### Provided information

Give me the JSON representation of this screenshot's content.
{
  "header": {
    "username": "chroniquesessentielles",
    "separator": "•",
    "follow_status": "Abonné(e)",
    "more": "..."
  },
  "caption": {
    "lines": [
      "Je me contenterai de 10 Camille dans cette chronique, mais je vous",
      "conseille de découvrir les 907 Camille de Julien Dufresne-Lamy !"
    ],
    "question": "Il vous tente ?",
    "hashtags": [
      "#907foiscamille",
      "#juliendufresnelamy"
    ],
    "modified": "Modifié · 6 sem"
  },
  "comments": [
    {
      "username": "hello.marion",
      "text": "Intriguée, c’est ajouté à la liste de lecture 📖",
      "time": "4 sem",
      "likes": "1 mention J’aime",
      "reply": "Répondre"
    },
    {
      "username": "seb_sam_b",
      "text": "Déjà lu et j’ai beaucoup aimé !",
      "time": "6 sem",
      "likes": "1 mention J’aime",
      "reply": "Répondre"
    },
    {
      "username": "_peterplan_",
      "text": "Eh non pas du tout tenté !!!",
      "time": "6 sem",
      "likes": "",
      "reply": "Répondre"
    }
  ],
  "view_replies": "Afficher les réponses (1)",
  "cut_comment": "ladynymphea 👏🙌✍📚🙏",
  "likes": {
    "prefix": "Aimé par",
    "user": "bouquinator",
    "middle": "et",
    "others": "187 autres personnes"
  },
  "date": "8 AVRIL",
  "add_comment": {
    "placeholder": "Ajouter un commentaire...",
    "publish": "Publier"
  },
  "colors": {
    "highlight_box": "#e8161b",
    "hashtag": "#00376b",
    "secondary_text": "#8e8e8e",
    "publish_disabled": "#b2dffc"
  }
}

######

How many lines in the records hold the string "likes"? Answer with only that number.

Your response:
4